Low self-esteem, early use of alcohol and drugs, and living in a home with frequent family conflict are some of the risk factors that increase the likelihood of teen pregnancy. Additionally, adolescent girls with a major mental health disorder are three times more likely to get pregnant than those without a mental illness. According to a study published in the journal Pediatrics, pregnancy rates among girls with bipolar disorder, schizophrenia or major depression were not only three times higher, but they also have been declining at a far slower pace than those for adolescent females without a mental health diagnosis.
“Although we do know some of the risk factors behind why girls with mental health illness may be at increased risk of becoming pregnant, pregnancy-prevention programs in most developed countries have not traditionally considered mental health issues,” said lead author of the study Dr. Simone Vigod, a psychiatrist at Women’s College Hospital in Toronto.

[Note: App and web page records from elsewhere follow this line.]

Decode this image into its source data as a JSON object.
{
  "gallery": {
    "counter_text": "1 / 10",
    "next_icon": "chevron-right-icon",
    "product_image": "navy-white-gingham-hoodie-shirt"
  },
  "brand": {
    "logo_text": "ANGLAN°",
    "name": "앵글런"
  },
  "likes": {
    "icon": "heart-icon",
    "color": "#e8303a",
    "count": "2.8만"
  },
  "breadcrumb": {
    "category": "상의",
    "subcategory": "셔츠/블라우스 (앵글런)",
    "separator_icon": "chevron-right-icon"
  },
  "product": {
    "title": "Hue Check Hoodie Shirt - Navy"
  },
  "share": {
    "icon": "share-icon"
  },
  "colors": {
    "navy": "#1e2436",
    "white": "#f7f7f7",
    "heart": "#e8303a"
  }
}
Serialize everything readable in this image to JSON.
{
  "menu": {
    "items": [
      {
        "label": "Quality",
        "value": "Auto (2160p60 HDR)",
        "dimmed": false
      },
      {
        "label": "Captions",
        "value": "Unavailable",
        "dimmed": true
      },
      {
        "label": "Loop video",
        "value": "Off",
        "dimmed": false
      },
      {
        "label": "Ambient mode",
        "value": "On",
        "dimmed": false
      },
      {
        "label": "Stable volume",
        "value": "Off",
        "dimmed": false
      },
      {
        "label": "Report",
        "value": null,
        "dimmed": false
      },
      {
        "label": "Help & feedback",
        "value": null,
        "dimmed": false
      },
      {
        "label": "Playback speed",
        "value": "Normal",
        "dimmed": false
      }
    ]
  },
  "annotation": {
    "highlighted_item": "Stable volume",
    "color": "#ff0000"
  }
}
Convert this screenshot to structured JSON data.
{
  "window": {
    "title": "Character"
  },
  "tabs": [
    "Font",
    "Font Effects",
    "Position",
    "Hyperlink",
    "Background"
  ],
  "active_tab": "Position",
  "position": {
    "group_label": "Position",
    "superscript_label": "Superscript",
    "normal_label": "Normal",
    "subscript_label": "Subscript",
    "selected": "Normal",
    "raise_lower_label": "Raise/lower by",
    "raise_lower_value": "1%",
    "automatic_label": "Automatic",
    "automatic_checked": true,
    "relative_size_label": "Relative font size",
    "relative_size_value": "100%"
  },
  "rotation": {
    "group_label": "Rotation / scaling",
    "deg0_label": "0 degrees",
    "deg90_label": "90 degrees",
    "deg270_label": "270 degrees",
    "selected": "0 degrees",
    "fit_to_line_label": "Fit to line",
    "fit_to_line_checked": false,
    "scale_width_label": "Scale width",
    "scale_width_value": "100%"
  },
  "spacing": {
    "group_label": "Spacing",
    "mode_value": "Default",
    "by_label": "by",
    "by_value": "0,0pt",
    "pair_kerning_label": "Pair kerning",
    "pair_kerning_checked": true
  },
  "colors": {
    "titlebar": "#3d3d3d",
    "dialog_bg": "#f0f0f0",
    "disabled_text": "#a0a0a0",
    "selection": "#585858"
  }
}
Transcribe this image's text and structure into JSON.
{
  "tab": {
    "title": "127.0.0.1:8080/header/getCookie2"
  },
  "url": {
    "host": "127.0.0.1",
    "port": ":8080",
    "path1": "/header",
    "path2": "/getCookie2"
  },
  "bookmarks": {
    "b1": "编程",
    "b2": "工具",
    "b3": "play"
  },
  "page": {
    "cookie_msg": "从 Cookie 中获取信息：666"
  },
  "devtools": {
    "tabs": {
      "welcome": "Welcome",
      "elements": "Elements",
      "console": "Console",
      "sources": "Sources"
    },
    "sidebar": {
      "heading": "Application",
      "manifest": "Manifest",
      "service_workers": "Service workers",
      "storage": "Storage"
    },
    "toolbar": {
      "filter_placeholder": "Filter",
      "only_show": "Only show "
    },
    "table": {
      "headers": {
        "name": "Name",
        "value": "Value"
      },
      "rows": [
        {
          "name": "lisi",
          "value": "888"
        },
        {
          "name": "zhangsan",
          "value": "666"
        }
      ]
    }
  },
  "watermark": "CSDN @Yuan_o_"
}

“Girls with major mental health problems are more likely to have social problems and drug and alcohol problems — problems with impulsivity, feeling badly about themselves,” she said. For example, a teen suffering from depression may find it difficult to protect herself from pregnancy and sexually transmitted infections with a boyfriend because of low self-esteem. The problem here is the teen girl is experiencing negative feelings about herself to the point that she is unable to assertively advocate the use of condoms or abstinence.
Interventions such as targeted school-based sex-education programs, and greater integration of reproductive care into adolescent mental health care programs are highly recommended. Seeking mental health counseling for your teen, and utilizing these programs will help to reduce teenage pregnancy.
You can read the entire article here: http://www.cbc.ca/news/health/teens-with-mental-health-issues-have-higher-risk-of-pregnancy-study-1.2530354